What’s been your main motivation or vision since you started the business? Has it changed or stayed the same?
In the beginning I had this blind belief that everyone would love cold drip coffee once they tried it. I thought we would be a million dollar business within six months haha. That’s not exactly how it works, but I think you need a bit of that kind of irrational belief at the beginning to get you started.

We’re still very driven by wanting to share the wonders of cold drip with the world and offer a great tasting, healthy and high performing alternative to normal coffee and energy drinks. But today we also see First Press as an engine for change for things we’re really passionate about, such as moving towards sustainable and fair trade coffee production, improving people’s health and sharing business advice and tips with new startups and the community. Community is everything to us and a core value of our business. We wouldn’t be here today without all of the support and guidance from our family, friends, customers and suppliers.

Speaking of sharing business tips - what’s your best advice that you've learnt along the way, for aspiring entrepreneurs?

Three things stand out that are helping me to this day:

  • Find your area of discomfort and dive into the things that scare you. I was terrified of going into stores to sell First Press, but once I started seeing it as a way for me to grow, not necessarily to get a yes, it got easier and the more I did it the more comfortable I became. The discomfort never ceases, you just find different situations where it exists and you physiologically get used to doing things that you fear. You have have let the body and brain know that many of your fears are completely irrational. This requires action. Figure out what the main things are that make you nervous but will help grow your business, and just start doing them. Get used to sitting in discomfort and practice detaching from the actual result, and see it more as a task to grow as an individual instead.
  • There are times when action needs to precede belief. Sometimes when starting out you just have to get out there and act as if you can do something, even if you don’t believe in yourself at first. Once you’ve put yourself out there enough times, you’ll eventually start seeing results and that reinforces your belief in yourself. So you’re essentially building the evidence for you to believe in yourself and your idea. It can be challenging at first but it does get easier, and you will feel a huge sense of accomplishment and experience a lot of growth once you dive in. Action moves energy and creates momentum.
  • Surround yourself with the right people. By the right people I mean people who support, inspire and challenge you. Having a support system for me has been invaluable; there have been many times when I have wanted to quit or run away, but having Hamish and our team, our mentors, friends and family have kept me going. You are only as strong as your network around you. Just picking up the phone and talking to someone who has faced the same thing, and get a few words of encouragement, some tough love or advice, that’s an incredibly powerful thing in helping to keep you going. It’s not an easy journey, but having someone put some perspective into your worries or anxieties can dramatically reduce the time and distraction that they can create. 

 Any final advice you want to share?

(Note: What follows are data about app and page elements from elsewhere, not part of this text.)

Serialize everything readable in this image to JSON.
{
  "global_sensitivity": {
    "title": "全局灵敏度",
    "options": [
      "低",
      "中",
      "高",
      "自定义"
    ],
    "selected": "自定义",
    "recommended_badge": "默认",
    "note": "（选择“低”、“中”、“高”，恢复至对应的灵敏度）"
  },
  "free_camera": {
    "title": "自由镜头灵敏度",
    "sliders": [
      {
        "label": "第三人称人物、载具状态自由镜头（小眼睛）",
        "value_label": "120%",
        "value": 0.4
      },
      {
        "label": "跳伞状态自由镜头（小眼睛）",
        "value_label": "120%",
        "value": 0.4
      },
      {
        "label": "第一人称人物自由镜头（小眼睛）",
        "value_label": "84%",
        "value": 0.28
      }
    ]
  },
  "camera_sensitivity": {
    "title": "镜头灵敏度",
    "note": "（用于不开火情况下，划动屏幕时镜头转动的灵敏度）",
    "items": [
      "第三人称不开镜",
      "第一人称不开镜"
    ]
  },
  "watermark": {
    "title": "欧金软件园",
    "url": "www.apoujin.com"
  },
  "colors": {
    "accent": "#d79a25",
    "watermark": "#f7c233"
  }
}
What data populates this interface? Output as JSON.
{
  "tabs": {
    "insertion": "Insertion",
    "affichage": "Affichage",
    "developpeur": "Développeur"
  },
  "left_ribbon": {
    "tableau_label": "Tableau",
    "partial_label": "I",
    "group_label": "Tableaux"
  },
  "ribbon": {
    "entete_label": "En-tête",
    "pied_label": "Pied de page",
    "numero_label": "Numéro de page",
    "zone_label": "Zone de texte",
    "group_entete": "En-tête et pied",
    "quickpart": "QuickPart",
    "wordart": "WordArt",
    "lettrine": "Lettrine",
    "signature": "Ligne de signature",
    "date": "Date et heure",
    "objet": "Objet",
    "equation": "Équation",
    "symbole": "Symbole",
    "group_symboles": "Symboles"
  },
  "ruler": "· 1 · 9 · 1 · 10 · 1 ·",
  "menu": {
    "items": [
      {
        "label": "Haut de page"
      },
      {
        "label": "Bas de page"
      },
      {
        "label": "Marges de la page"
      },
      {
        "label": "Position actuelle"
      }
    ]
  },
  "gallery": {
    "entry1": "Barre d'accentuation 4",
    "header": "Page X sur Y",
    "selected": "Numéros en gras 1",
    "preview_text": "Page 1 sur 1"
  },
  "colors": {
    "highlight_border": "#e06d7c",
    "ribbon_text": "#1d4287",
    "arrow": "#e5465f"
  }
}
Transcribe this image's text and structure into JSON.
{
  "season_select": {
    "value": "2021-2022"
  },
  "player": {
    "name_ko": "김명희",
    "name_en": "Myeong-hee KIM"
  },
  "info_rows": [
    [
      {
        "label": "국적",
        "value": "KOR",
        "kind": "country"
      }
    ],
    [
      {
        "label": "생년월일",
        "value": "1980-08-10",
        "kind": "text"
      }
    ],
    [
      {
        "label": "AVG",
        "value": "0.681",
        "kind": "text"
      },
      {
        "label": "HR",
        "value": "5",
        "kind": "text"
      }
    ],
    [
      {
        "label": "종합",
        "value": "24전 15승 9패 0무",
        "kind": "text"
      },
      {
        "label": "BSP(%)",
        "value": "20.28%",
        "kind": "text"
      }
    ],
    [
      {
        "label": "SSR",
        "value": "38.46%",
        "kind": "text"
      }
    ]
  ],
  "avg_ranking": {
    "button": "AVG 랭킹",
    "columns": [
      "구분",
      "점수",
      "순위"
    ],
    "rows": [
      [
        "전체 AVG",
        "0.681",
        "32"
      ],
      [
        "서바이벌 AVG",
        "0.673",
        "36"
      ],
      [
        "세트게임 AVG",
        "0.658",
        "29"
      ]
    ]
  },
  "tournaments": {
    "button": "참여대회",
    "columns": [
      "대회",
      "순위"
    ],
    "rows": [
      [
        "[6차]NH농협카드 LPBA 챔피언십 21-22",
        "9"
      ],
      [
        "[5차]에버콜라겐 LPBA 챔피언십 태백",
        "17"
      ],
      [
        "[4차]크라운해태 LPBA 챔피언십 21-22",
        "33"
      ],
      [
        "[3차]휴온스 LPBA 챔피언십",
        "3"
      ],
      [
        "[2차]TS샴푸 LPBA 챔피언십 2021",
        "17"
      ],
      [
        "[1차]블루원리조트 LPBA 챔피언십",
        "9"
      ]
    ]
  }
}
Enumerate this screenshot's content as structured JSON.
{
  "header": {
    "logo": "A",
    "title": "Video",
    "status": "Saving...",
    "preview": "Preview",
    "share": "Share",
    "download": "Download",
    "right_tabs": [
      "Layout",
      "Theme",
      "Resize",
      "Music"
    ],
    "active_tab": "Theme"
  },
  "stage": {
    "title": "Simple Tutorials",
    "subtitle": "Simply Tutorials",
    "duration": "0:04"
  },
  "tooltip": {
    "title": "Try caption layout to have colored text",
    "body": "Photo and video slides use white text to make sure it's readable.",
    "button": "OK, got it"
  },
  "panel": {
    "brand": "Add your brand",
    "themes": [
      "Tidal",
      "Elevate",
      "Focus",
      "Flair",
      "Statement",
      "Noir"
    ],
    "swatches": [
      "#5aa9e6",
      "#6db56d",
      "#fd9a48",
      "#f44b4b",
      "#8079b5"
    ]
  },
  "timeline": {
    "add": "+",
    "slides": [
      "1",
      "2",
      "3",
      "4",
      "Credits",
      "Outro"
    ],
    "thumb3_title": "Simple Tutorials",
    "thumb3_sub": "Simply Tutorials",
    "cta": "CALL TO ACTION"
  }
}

It’s a long game and the sooner we start to believe in the journey itself and not the destination, we can begin to open the doors for transformation and success. We can always find other people to compare ourselves to give us signs that we should be doing or achieving more. Use your own progress as the measuring tool and that everyone’s journey is unique and beautiful in its own way. The other advice (which I am still learning) is to not attach your identity to your work or business. This ties your self worth to the performance of your profession which inevitably ebbs and flows.

Thanks Jimmy!